■ WORK TO BE COMPLETED
Restate the entries word for word, omitting nothing.

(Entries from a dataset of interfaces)
****************************************

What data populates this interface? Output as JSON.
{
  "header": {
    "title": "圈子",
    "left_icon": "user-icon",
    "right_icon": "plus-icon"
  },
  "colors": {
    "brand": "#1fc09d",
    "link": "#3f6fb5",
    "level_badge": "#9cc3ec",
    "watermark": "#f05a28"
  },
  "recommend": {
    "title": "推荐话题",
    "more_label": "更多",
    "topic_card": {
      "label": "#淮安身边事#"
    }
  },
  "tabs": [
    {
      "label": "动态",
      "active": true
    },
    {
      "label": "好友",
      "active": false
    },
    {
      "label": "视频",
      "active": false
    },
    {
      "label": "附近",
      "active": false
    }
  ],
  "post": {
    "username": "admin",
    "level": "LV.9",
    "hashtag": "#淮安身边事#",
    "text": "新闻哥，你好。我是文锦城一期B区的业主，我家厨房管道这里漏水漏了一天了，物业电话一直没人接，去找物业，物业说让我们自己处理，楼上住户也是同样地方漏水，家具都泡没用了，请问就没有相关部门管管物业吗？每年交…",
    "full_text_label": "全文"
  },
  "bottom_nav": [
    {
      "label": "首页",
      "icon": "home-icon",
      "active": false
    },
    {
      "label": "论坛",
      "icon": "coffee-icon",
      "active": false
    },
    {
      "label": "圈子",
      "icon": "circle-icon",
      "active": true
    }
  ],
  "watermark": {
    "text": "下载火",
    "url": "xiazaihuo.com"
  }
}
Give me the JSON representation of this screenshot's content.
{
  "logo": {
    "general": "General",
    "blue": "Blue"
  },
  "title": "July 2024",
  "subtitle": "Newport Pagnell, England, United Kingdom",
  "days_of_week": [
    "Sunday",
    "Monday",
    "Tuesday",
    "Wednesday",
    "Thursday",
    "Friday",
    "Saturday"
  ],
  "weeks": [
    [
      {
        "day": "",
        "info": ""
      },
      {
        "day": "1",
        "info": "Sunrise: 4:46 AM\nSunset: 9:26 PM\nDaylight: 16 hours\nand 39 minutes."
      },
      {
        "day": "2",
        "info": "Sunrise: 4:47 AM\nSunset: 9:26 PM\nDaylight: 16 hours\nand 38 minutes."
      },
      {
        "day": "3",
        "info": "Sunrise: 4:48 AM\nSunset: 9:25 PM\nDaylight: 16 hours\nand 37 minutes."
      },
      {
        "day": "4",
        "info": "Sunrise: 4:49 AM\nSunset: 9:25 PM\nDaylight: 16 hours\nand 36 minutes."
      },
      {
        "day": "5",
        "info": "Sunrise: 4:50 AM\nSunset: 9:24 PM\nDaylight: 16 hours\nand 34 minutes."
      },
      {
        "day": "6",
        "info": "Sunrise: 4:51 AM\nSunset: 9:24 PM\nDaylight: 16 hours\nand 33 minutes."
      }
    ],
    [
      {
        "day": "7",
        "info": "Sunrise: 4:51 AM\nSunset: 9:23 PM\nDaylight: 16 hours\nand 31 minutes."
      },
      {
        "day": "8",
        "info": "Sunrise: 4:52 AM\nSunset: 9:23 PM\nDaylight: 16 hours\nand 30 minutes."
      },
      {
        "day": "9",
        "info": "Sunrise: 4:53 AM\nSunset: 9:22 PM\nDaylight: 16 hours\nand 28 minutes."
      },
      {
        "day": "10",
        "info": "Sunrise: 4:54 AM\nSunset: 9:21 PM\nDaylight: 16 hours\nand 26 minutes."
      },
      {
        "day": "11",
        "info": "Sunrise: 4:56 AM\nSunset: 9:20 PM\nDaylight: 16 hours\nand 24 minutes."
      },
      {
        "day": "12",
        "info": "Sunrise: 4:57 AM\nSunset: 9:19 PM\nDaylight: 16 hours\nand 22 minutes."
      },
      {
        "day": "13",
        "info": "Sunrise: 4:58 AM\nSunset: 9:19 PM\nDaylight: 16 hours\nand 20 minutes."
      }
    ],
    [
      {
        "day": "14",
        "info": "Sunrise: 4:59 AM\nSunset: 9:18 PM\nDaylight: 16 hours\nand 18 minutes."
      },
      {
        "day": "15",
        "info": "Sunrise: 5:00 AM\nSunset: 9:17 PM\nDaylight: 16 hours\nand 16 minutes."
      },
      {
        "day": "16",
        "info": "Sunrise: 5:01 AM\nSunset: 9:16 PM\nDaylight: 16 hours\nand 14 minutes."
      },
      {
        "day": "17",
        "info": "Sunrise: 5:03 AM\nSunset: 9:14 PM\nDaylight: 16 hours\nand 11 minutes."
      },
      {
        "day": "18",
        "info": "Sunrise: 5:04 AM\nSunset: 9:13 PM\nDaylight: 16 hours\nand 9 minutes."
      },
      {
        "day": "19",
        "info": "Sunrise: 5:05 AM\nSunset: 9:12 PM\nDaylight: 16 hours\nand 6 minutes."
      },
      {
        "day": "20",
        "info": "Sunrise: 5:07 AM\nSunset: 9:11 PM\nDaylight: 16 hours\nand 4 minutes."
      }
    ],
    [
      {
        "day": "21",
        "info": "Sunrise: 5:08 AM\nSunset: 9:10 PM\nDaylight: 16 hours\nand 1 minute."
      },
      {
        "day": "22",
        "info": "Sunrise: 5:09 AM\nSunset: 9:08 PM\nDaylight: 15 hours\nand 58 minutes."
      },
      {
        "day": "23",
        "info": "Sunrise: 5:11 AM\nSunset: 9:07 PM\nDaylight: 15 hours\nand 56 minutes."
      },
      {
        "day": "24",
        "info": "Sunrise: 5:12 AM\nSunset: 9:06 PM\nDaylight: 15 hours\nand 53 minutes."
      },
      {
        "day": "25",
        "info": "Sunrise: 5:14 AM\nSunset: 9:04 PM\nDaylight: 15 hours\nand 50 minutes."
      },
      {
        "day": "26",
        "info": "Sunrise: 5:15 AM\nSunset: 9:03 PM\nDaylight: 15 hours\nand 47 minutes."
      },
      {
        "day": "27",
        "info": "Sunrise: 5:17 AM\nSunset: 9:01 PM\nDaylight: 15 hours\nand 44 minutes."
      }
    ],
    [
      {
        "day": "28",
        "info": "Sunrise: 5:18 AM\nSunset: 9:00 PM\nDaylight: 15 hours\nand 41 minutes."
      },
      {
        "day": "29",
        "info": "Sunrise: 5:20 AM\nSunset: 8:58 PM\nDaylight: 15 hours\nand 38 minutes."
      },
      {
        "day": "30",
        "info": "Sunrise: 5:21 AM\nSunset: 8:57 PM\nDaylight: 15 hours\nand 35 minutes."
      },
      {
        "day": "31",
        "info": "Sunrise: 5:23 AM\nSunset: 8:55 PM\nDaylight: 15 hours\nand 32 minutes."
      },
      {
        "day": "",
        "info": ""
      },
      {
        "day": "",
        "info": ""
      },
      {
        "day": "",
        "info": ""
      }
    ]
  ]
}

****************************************

■ SOLVED PROBLEM
What data populates this interface? Output as JSON.
{
  "header": {
    "title": "圈子",
    "left_icon": "user-icon",
    "right_icon": "plus-icon"
  },
  "colors": {
    "brand": "#1fc09d",
    "link": "#3f6fb5",
    "level_badge": "#9cc3ec",
    "watermark": "#f05a28"
  },
  "recommend": {
    "title": "推荐话题",
    "more_label": "更多",
    "topic_card": {
      "label": "#淮安身边事#"
    }
  },
  "tabs": [
    {
      "label": "动态",
      "active": true
    },
    {
      "label": "好友",
      "active": false
    },
    {
      "label": "视频",
      "active": false
    },
    {
      "label": "附近",
      "active": false
    }
  ],
  "post": {
    "username": "admin",
    "level": "LV.9",
    "hashtag": "#淮安身边事#",
    "text": "新闻哥，你好。我是文锦城一期B区的业主，我家厨房管道这里漏水漏了一天了，物业电话一直没人接，去找物业，物业说让我们自己处理，楼上住户也是同样地方漏水，家具都泡没用了，请问就没有相关部门管管物业吗？每年交…",
    "full_text_label": "全文"
  },
  "bottom_nav": [
    {
      "label": "首页",
      "icon": "home-icon",
      "active": false
    },
    {
      "label": "论坛",
      "icon": "coffee-icon",
      "active": false
    },
    {
      "label": "圈子",
      "icon": "circle-icon",
      "active": true
    }
  ],
  "watermark": {
    "text": "下载火",
    "url": "xiazaihuo.com"
  }
}
Give me the JSON representation of this screenshot's content.
{
  "logo": {
    "general": "General",
    "blue": "Blue"
  },
  "title": "July 2024",
  "subtitle": "Newport Pagnell, England, United Kingdom",
  "days_of_week": [
    "Sunday",
    "Monday",
    "Tuesday",
    "Wednesday",
    "Thursday",
    "Friday",
    "Saturday"
  ],
  "weeks": [
    [
      {
        "day": "",
        "info": ""
      },
      {
        "day": "1",
        "info": "Sunrise: 4:46 AM\nSunset: 9:26 PM\nDaylight: 16 hours\nand 39 minutes."
      },
      {
        "day": "2",
        "info": "Sunrise: 4:47 AM\nSunset: 9:26 PM\nDaylight: 16 hours\nand 38 minutes."
      },
      {
        "day": "3",
        "info": "Sunrise: 4:48 AM\nSunset: 9:25 PM\nDaylight: 16 hours\nand 37 minutes."
      },
      {
        "day": "4",
        "info": "Sunrise: 4:49 AM\nSunset: 9:25 PM\nDaylight: 16 hours\nand 36 minutes."
      },
      {
        "day": "5",
        "info": "Sunrise: 4:50 AM\nSunset: 9:24 PM\nDaylight: 16 hours\nand 34 minutes."
      },
      {
        "day": "6",
        "info": "Sunrise: 4:51 AM\nSunset: 9:24 PM\nDaylight: 16 hours\nand 33 minutes."
      }
    ],
    [
      {
        "day": "7",
        "info": "Sunrise: 4:51 AM\nSunset: 9:23 PM\nDaylight: 16 hours\nand 31 minutes."
      },
      {
        "day": "8",
        "info": "Sunrise: 4:52 AM\nSunset: 9:23 PM\nDaylight: 16 hours\nand 30 minutes."
      },
      {
        "day": "9",
        "info": "Sunrise: 4:53 AM\nSunset: 9:22 PM\nDaylight: 16 hours\nand 28 minutes."
      },
      {
        "day": "10",
        "info": "Sunrise: 4:54 AM\nSunset: 9:21 PM\nDaylight: 16 hours\nand 26 minutes."
      },
      {
        "day": "11",
        "info": "Sunrise: 4:56 AM\nSunset: 9:20 PM\nDaylight: 16 hours\nand 24 minutes."
      },
      {
        "day": "12",
        "info": "Sunrise: 4:57 AM\nSunset: 9:19 PM\nDaylight: 16 hours\nand 22 minutes."
      },
      {
        "day": "13",
        "info": "Sunrise: 4:58 AM\nSunset: 9:19 PM\nDaylight: 16 hours\nand 20 minutes."
      }
    ],
    [
      {
        "day": "14",
        "info": "Sunrise: 4:59 AM\nSunset: 9:18 PM\nDaylight: 16 hours\nand 18 minutes."
      },
      {
        "day": "15",
        "info": "Sunrise: 5:00 AM\nSunset: 9:17 PM\nDaylight: 16 hours\nand 16 minutes."
      },
      {
        "day": "16",
        "info": "Sunrise: 5:01 AM\nSunset: 9:16 PM\nDaylight: 16 hours\nand 14 minutes."
      },
      {
        "day": "17",
        "info": "Sunrise: 5:03 AM\nSunset: 9:14 PM\nDaylight: 16 hours\nand 11 minutes."
      },
      {
        "day": "18",
        "info": "Sunrise: 5:04 AM\nSunset: 9:13 PM\nDaylight: 16 hours\nand 9 minutes."
      },
      {
        "day": "19",
        "info": "Sunrise: 5:05 AM\nSunset: 9:12 PM\nDaylight: 16 hours\nand 6 minutes."
      },
      {
        "day": "20",
        "info": "Sunrise: 5:07 AM\nSunset: 9:11 PM\nDaylight: 16 hours\nand 4 minutes."
      }
    ],
    [
      {
        "day": "21",
        "info": "Sunrise: 5:08 AM\nSunset: 9:10 PM\nDaylight: 16 hours\nand 1 minute."
      },
      {
        "day": "22",
        "info": "Sunrise: 5:09 AM\nSunset: 9:08 PM\nDaylight: 15 hours\nand 58 minutes."
      },
      {
        "day": "23",
        "info": "Sunrise: 5:11 AM\nSunset: 9:07 PM\nDaylight: 15 hours\nand 56 minutes."
      },
      {
        "day": "24",
        "info": "Sunrise: 5:12 AM\nSunset: 9:06 PM\nDaylight: 15 hours\nand 53 minutes."
      },
      {
        "day": "25",
        "info": "Sunrise: 5:14 AM\nSunset: 9:04 PM\nDaylight: 15 hours\nand 50 minutes."
      },
      {
        "day": "26",
        "info": "Sunrise: 5:15 AM\nSunset: 9:03 PM\nDaylight: 15 hours\nand 47 minutes."
      },
      {
        "day": "27",
        "info": "Sunrise: 5:17 AM\nSunset: 9:01 PM\nDaylight: 15 hours\nand 44 minutes."
      }
    ],
    [
      {
        "day": "28",
        "info": "Sunrise: 5:18 AM\nSunset: 9:00 PM\nDaylight: 15 hours\nand 41 minutes."
      },
      {
        "day": "29",
        "info": "Sunrise: 5:20 AM\nSunset: 8:58 PM\nDaylight: 15 hours\nand 38 minutes."
      },
      {
        "day": "30",
        "info": "Sunrise: 5:21 AM\nSunset: 8:57 PM\nDaylight: 15 hours\nand 35 minutes."
      },
      {
        "day": "31",
        "info": "Sunrise: 5:23 AM\nSunset: 8:55 PM\nDaylight: 15 hours\nand 32 minutes."
      },
      {
        "day": "",
        "info": ""
      },
      {
        "day": "",
        "info": ""
      },
      {
        "day": "",
        "info": ""
      }
    ]
  ]
}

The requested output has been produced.